Gigi was one of many highlights in Season One — the lone female writer Valerie took under her wing (for mostly selfish reasons). Gigi had a bad habit of eating her feelings and frequently burst into tears when things didn’t go her way (which was always). In many moments, she was even more pathetic than Valerie. And not much has changed. Gigi has gained a significant amount of weight (even Mickey makes a catty comment about it!). When we re-meet her, she’s munching on a bag of kale chips. She also looks like she’s aged about thirty years.Valerie observes with embarrassed pity as Gigi claims to be living it up as a writer on Pretty Little Liars and expectant (adoptive) mother… before collapsing into sobs as she explains that she owns four empty homes, doesn’t get along with her co-workers, can’t get enough time off work for a root canal, and even hates her bitch of a dog-walker. She, too, had a dream of having a show on HBO, except unlike Val and Paulie G, she never made it. (They picked up Girls instead — ironically, also about a less-than-svelte lady who is fond of snacking.) Gigi’s in the same camp we learned Tom was in last week — technically successful, but hating every minute of it. Once again, Valerie Cherish is one of the unlikely lucky ones to come out of the Room And Bored debacle.

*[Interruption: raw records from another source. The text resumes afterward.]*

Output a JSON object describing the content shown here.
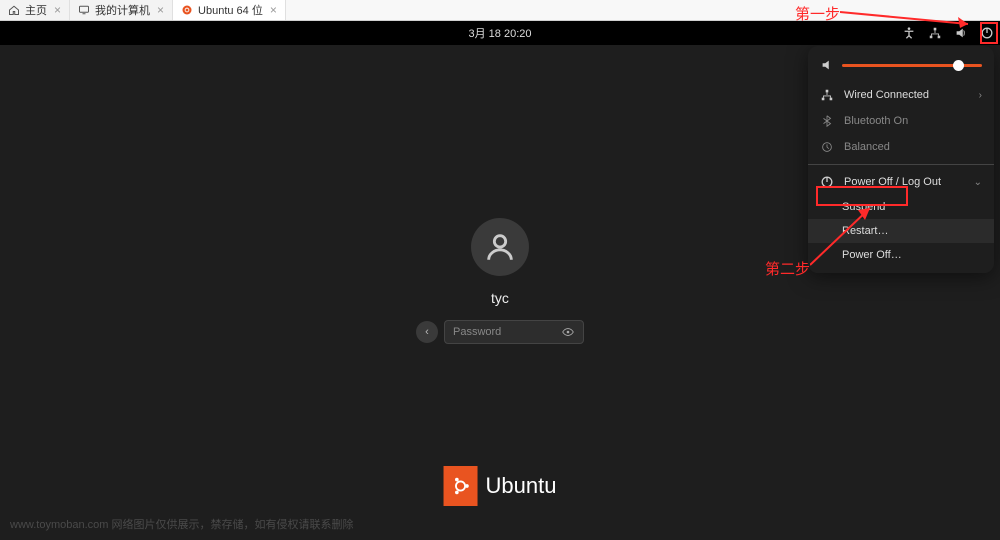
{
  "host_tabs": {
    "home": "主页",
    "computer": "我的计算机",
    "ubuntu": "Ubuntu 64 位"
  },
  "topbar": {
    "datetime": "3月 18  20:20"
  },
  "login": {
    "username": "tyc",
    "password_placeholder": "Password"
  },
  "sysmenu": {
    "wired": "Wired Connected",
    "bluetooth": "Bluetooth On",
    "balanced": "Balanced",
    "power_section": "Power Off / Log Out",
    "suspend": "Suspend",
    "restart": "Restart…",
    "poweroff": "Power Off…"
  },
  "brand": {
    "name": "Ubuntu"
  },
  "annotations": {
    "step1": "第一步",
    "step2": "第二步"
  },
  "watermark": "www.toymoban.com 网络图片仅供展示，禁存储，如有侵权请联系删除",
  "colors": {
    "accent": "#e95420",
    "anno": "#ff2a2a"
  }
}
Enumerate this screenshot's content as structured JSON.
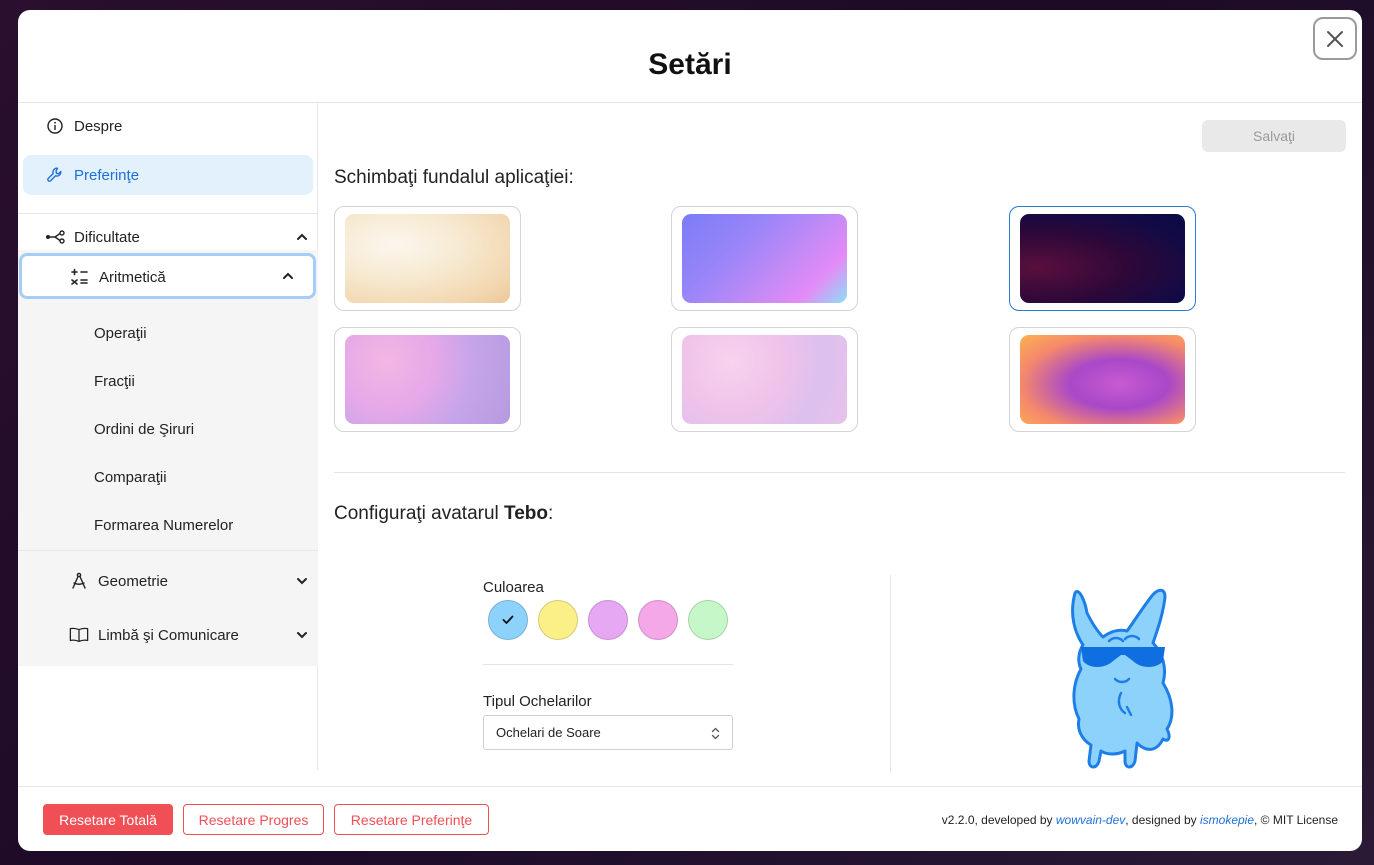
{
  "modal": {
    "title": "Setări",
    "close_icon": "close-icon"
  },
  "sidebar": {
    "despre": "Despre",
    "preferinte": "Preferinţe",
    "dificultate": "Dificultate",
    "aritmetica": "Aritmetică",
    "aritmetica_items": [
      "Operaţii",
      "Fracţii",
      "Ordini de Şiruri",
      "Comparaţii",
      "Formarea Numerelor"
    ],
    "geometrie": "Geometrie",
    "limba": "Limbă şi Comunicare"
  },
  "content": {
    "save_label": "Salvaţi",
    "background_label": "Schimbaţi fundalul aplicaţiei:",
    "avatar_label_prefix": "Configuraţi avatarul ",
    "avatar_name": "Tebo",
    "avatar_label_suffix": ":",
    "color_label": "Culoarea",
    "colors": [
      "#8dd2fb",
      "#fbef87",
      "#e6a8f2",
      "#f4a8e8",
      "#c6f7c9"
    ],
    "selected_color_index": 0,
    "glasses_label": "Tipul Ochelarilor",
    "glasses_value": "Ochelari de Soare",
    "selected_background_index": 2
  },
  "footer": {
    "reset_total": "Resetare Totală",
    "reset_progress": "Resetare Progres",
    "reset_preferences": "Resetare Preferinţe",
    "credits_prefix": "v2.2.0, developed by ",
    "developer": "wowvain-dev",
    "credits_mid": ", designed by ",
    "designer": "ismokepie",
    "credits_suffix": ", © MIT License"
  }
}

Valerie doesn’t offer to heal Gigi’s wounds this time around — how could she? Gigi’s personal damages may be beyond repair at this point, and Valerie is only one woman. She doesn’t have a lot of pull at HBO. But she does see a lesson about the dark side of success — and the dangers of being a single woman who only has “the business” to keep her warm at night, for Hollywood is a fickle lover. Valerie may be having fifteen more minutes of fame at the moment, but how long will that last? Is it worth sacrificing her marriage for? Aside from sharing some laughs with director Andie (who returns, with more bonkers dance references) and Seth Rogen (absent in this episode), Valerie hasn’t made any new friends despite her newfound success — and as of this episode, she’s clearly made a few enemies.
Valerie now has more or less what she always wanted — but how bad does she really want it? Bad enough to sabotage her own marriage, bad enough to leave Mickey behind in the dust? Stay tuned — there’s just two episodes left of The Comeback‘s second season! (And that just might be all we get, thanks to poor ratings. Television is a cruel mistress, indeed.)
“Valerie Cooks In The Desert”: B+